═════ Data

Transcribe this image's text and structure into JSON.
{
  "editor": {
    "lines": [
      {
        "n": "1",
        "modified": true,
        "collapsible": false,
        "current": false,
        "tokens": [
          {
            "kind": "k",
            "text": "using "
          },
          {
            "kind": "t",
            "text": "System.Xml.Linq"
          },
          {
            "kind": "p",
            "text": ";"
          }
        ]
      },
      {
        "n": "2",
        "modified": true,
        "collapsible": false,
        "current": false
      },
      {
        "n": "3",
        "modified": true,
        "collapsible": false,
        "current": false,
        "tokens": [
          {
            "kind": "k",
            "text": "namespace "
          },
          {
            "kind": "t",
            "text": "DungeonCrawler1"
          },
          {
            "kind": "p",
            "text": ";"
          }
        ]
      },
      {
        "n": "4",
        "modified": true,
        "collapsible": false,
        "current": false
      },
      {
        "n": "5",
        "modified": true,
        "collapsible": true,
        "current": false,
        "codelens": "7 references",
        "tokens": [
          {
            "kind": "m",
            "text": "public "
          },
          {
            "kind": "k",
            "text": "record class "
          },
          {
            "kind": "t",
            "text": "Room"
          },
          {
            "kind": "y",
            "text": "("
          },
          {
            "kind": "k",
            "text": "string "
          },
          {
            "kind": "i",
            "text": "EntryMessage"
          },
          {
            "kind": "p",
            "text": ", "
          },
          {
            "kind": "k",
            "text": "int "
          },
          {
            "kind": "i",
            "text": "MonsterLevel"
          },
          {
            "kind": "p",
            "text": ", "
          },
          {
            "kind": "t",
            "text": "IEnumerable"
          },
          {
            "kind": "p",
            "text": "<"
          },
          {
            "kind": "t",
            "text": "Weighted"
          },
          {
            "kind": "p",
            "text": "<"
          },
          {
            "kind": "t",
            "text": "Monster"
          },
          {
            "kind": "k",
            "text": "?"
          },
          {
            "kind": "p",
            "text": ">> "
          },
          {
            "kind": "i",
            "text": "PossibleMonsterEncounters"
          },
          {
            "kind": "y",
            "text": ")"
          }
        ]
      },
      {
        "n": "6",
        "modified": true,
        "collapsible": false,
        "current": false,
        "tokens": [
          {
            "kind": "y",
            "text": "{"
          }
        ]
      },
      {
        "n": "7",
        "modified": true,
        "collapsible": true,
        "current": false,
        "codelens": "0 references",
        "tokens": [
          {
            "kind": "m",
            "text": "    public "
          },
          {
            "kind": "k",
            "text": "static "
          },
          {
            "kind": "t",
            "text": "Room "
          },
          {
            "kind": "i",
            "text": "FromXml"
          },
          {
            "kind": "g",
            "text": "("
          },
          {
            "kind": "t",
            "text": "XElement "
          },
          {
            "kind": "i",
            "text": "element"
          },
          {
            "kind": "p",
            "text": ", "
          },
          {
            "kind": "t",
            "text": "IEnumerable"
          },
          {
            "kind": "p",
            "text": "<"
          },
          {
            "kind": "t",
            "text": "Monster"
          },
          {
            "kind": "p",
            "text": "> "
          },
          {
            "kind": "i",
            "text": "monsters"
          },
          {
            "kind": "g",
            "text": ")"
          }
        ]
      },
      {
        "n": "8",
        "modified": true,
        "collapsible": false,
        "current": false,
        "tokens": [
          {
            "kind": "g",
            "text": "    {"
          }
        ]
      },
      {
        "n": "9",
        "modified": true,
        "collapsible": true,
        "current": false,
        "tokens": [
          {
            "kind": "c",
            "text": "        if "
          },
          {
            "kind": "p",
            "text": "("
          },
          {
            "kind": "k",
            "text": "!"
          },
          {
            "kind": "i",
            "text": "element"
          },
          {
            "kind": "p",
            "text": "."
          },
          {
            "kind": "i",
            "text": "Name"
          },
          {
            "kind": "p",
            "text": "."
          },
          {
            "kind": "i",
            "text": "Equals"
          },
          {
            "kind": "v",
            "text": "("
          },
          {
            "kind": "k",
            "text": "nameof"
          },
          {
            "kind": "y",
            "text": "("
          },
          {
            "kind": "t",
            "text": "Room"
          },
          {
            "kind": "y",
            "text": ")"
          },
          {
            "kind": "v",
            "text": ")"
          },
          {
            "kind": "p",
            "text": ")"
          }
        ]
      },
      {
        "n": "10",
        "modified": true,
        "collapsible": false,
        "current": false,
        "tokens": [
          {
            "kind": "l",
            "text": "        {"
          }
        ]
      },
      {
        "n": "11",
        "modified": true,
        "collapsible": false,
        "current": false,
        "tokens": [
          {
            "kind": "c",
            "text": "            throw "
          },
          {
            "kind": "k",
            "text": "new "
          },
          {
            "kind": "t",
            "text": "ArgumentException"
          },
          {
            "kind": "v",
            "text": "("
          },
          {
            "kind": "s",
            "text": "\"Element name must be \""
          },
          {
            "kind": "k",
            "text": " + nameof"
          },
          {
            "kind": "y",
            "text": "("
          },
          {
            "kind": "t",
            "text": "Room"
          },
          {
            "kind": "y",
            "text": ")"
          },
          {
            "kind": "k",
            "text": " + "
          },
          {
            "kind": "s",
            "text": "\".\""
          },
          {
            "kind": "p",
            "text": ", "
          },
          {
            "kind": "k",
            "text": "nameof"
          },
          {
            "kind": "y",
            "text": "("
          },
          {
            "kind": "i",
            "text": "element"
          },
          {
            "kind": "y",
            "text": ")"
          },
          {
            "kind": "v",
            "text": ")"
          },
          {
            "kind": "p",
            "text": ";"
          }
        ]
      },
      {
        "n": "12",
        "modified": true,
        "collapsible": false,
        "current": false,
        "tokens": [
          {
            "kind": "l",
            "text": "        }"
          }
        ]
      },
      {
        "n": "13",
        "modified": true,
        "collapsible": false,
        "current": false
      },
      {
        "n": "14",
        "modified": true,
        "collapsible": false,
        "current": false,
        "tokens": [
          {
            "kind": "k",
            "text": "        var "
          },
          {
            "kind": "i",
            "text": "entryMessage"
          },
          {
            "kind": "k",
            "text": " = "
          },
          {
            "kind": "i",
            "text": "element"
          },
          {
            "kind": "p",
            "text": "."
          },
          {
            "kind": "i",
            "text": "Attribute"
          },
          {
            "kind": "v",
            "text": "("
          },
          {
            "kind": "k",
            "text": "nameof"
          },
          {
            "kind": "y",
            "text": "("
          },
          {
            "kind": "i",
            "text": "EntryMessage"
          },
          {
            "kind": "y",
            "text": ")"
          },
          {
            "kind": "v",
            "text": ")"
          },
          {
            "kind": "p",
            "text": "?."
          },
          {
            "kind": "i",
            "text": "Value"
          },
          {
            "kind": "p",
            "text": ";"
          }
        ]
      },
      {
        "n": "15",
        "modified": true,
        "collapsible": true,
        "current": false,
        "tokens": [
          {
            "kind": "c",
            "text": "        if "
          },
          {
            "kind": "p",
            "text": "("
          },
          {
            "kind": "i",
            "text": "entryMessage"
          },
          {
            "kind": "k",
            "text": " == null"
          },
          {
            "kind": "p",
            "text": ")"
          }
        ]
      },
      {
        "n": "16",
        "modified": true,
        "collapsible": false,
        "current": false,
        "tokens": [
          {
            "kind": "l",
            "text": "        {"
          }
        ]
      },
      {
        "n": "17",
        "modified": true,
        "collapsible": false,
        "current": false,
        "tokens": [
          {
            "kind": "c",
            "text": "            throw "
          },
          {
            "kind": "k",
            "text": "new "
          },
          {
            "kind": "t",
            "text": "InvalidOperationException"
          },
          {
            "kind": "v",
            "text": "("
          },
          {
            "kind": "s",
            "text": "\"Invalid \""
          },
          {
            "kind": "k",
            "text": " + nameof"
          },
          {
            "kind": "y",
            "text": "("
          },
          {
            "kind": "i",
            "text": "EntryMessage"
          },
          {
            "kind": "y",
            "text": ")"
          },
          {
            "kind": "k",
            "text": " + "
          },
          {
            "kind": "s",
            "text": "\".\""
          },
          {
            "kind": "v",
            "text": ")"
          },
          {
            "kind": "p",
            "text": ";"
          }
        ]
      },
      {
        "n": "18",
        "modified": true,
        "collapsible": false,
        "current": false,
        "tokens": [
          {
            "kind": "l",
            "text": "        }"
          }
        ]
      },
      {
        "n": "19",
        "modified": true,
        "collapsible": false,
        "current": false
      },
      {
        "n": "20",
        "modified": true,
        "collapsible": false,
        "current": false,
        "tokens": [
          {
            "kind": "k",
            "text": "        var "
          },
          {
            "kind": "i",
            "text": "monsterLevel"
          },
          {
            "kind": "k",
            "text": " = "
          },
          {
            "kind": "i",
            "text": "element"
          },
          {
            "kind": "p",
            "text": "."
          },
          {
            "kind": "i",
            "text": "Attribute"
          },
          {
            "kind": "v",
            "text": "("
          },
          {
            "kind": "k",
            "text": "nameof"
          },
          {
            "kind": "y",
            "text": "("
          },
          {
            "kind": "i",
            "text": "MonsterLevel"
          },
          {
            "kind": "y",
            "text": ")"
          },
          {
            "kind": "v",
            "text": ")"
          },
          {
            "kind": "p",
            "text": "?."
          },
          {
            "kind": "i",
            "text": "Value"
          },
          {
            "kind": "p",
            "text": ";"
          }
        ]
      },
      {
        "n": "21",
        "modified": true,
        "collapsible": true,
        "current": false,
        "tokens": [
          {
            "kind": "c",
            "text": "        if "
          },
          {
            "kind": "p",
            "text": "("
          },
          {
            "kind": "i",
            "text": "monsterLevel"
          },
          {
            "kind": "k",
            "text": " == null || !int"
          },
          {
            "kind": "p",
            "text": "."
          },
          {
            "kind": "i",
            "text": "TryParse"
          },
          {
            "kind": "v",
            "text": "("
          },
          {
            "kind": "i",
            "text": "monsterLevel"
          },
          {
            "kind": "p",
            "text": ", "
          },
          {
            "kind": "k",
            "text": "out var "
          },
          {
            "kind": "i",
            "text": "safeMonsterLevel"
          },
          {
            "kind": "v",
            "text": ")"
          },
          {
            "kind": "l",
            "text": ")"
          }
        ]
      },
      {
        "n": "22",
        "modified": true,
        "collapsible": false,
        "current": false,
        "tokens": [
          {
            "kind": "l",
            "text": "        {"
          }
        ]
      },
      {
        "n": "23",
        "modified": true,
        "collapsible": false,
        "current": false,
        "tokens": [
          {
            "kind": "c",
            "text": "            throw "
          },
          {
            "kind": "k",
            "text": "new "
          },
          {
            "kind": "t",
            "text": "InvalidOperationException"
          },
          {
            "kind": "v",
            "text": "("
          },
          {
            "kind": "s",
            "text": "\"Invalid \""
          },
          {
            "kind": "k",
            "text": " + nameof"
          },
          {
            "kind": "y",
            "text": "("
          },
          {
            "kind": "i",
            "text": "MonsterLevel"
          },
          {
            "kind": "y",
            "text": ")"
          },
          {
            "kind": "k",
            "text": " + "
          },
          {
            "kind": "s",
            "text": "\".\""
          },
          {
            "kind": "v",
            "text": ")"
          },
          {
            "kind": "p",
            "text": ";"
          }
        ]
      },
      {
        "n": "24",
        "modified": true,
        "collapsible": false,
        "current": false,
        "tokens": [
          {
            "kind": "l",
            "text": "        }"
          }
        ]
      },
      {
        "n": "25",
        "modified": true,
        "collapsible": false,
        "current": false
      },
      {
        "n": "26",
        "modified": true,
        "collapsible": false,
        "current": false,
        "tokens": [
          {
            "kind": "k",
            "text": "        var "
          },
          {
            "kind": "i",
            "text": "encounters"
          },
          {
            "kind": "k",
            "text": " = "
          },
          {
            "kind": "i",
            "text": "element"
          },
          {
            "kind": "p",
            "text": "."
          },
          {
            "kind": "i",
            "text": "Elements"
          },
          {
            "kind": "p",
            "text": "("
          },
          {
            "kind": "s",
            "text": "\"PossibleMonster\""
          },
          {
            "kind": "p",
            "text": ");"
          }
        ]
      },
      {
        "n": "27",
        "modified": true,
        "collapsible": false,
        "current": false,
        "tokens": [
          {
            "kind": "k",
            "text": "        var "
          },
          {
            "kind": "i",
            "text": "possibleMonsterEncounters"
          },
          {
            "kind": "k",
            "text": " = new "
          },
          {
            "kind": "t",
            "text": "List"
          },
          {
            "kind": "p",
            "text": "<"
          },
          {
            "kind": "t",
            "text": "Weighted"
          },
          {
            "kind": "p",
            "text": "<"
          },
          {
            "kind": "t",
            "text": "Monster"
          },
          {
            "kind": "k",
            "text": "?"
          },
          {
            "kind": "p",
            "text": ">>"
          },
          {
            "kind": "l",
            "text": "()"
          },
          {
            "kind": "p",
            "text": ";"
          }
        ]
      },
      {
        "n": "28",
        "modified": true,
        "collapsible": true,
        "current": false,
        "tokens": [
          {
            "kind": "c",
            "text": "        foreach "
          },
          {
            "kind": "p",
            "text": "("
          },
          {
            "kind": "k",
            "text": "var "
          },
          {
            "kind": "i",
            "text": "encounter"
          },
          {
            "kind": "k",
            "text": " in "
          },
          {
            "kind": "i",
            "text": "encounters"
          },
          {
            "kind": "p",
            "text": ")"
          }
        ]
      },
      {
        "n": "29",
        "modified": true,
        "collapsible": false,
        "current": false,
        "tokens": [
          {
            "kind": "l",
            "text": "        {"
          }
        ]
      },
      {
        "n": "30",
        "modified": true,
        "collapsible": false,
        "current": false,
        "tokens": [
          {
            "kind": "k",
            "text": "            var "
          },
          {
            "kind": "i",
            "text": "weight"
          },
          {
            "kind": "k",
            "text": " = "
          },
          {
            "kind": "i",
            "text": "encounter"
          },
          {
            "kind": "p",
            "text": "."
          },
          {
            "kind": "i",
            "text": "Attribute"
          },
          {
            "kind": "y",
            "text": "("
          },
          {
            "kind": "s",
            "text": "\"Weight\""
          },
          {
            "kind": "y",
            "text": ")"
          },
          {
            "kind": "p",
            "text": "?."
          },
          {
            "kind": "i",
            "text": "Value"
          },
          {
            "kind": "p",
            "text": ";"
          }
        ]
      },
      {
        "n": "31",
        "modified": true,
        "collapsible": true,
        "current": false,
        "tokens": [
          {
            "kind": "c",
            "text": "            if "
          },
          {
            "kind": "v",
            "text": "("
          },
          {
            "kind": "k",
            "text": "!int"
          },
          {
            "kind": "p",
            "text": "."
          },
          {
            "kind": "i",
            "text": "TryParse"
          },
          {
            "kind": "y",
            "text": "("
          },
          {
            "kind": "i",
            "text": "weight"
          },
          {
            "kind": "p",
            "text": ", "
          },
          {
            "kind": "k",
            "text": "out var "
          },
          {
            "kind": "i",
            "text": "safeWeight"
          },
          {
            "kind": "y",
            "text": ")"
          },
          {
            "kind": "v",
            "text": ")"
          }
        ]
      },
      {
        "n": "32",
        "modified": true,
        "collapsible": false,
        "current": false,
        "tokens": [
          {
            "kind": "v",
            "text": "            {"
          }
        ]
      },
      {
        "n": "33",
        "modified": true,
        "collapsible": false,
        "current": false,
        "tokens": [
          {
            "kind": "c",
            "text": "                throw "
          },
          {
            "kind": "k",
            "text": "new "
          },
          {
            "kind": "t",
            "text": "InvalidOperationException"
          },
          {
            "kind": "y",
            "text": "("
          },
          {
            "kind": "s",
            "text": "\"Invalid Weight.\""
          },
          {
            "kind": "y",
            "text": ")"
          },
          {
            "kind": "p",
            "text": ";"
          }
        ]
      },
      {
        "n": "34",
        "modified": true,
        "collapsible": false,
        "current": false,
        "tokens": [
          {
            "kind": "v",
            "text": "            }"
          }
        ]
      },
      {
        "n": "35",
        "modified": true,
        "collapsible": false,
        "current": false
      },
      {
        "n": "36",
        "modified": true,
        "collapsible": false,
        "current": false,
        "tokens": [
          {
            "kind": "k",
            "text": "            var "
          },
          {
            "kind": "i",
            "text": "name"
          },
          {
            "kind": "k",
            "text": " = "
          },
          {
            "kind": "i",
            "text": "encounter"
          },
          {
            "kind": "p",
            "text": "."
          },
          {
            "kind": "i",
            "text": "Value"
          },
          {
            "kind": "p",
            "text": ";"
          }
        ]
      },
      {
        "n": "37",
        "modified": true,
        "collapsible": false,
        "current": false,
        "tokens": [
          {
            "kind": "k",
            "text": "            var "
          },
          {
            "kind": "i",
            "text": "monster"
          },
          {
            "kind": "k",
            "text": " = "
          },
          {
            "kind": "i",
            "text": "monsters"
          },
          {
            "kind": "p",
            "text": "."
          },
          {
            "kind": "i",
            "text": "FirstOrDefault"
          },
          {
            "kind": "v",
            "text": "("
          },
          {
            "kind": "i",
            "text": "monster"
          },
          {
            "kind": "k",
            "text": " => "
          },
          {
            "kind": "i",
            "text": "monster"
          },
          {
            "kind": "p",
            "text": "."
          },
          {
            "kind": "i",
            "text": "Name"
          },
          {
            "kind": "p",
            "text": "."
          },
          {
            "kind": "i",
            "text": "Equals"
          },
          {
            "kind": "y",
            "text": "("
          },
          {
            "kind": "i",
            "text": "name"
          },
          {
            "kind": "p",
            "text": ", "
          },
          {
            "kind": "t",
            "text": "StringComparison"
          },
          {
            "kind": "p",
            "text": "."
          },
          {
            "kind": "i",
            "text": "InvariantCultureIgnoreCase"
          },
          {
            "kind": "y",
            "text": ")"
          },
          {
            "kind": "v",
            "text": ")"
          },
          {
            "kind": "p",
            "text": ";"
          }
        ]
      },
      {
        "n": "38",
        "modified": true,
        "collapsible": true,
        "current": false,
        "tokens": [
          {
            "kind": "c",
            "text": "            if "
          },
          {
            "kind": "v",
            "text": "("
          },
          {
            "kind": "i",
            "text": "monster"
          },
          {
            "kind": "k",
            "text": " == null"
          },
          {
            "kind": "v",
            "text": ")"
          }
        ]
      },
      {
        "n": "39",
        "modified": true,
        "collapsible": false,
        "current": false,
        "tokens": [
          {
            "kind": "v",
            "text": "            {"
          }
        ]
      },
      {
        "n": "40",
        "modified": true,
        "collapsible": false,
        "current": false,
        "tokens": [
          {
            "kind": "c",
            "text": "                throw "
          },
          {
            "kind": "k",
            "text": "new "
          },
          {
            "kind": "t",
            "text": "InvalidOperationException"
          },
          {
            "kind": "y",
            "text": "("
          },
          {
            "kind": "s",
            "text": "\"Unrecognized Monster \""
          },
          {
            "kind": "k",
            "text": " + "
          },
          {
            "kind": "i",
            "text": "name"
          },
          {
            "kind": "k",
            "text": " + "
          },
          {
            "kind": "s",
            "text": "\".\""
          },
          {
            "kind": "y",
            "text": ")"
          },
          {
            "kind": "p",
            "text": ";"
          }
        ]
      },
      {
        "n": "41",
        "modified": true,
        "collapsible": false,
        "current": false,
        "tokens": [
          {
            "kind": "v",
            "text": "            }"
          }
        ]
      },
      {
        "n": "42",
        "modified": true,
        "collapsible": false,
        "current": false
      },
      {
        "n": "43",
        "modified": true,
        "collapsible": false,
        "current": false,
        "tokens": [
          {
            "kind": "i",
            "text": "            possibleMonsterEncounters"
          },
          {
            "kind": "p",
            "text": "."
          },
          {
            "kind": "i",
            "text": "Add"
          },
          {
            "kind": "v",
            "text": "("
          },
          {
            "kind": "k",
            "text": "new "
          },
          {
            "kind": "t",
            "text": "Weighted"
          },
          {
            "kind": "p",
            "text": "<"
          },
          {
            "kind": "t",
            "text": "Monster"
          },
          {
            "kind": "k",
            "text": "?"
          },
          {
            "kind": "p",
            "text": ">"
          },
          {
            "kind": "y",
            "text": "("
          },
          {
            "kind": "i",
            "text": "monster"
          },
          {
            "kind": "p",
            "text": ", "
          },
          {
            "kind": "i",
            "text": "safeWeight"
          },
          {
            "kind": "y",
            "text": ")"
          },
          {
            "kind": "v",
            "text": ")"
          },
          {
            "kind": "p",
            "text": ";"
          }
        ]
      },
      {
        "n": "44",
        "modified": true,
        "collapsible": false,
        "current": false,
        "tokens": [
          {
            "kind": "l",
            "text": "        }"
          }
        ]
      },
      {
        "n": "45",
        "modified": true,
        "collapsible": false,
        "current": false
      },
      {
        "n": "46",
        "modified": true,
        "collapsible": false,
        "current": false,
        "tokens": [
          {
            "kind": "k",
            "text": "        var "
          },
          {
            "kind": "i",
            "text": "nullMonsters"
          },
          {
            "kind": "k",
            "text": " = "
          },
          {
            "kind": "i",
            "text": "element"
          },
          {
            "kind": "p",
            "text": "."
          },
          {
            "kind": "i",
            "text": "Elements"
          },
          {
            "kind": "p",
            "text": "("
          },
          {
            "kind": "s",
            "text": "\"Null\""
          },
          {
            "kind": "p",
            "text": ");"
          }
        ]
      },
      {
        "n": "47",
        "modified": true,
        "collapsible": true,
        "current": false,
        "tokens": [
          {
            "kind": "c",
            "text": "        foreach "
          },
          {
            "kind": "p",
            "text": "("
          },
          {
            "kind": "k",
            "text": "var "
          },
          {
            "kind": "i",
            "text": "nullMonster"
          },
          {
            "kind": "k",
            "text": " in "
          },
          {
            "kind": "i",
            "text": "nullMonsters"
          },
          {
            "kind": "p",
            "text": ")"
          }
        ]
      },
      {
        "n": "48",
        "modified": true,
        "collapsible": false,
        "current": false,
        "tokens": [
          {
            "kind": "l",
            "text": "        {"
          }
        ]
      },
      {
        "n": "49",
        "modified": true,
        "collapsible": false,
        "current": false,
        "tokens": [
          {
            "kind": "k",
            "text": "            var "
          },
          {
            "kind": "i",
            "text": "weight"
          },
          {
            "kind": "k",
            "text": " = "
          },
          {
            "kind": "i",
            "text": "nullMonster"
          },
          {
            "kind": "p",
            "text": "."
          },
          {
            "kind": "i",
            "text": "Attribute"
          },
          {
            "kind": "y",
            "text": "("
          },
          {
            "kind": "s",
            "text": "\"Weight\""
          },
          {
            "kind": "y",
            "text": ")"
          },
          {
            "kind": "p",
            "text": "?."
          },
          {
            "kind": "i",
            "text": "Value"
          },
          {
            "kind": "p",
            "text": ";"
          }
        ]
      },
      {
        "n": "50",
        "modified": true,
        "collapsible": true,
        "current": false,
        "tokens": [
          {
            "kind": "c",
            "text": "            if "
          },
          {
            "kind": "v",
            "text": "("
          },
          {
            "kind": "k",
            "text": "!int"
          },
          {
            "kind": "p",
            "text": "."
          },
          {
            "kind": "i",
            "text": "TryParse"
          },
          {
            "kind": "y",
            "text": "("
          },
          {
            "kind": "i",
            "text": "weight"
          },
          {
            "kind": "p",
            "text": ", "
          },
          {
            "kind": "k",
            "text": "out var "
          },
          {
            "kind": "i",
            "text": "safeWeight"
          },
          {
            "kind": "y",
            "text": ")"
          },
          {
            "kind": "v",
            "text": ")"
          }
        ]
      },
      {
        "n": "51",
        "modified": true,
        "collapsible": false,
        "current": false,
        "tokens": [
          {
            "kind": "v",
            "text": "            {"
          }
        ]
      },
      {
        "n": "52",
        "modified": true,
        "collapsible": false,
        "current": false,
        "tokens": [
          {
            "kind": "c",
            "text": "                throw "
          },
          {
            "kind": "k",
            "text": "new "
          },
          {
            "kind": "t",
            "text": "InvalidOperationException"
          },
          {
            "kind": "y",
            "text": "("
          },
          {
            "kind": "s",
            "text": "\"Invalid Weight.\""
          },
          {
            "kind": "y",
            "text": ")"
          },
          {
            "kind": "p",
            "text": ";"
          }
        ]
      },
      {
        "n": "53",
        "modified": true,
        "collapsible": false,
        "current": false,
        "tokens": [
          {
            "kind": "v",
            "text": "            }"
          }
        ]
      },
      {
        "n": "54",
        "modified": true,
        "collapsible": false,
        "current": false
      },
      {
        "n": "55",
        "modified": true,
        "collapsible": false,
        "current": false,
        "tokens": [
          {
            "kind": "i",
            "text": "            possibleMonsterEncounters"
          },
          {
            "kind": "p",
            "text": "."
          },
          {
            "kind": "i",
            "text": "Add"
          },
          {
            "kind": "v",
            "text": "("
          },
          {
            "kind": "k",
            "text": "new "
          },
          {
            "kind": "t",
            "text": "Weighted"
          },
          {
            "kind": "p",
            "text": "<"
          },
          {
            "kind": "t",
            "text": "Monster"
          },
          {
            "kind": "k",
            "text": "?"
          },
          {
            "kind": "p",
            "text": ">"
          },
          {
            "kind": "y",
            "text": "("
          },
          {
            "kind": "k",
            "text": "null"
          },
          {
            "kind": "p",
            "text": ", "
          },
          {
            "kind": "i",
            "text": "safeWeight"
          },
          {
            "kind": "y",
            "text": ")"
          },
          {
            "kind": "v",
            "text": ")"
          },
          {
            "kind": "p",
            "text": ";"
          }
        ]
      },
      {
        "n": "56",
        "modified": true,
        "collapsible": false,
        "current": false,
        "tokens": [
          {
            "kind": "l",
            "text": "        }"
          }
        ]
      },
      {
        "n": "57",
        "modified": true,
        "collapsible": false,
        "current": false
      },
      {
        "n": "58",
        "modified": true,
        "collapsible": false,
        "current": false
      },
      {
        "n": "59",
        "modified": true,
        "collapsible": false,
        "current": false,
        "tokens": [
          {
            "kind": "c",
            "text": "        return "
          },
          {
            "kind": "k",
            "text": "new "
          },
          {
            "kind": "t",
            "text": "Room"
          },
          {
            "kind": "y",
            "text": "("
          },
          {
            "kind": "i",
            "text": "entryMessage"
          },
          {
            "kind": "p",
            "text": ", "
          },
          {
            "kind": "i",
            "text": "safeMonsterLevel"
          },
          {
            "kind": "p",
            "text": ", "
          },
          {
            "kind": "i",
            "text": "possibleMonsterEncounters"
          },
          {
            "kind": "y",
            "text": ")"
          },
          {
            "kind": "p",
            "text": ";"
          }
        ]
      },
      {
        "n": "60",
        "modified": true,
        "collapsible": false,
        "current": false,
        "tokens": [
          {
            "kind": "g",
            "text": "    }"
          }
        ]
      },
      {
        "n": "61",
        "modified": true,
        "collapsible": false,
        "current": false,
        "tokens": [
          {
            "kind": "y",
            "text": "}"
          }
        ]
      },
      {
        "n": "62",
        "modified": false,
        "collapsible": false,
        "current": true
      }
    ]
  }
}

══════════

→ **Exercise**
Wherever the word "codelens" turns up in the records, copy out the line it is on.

→ **Task answer**
        "codelens": "7 references",
        "codelens": "0 references",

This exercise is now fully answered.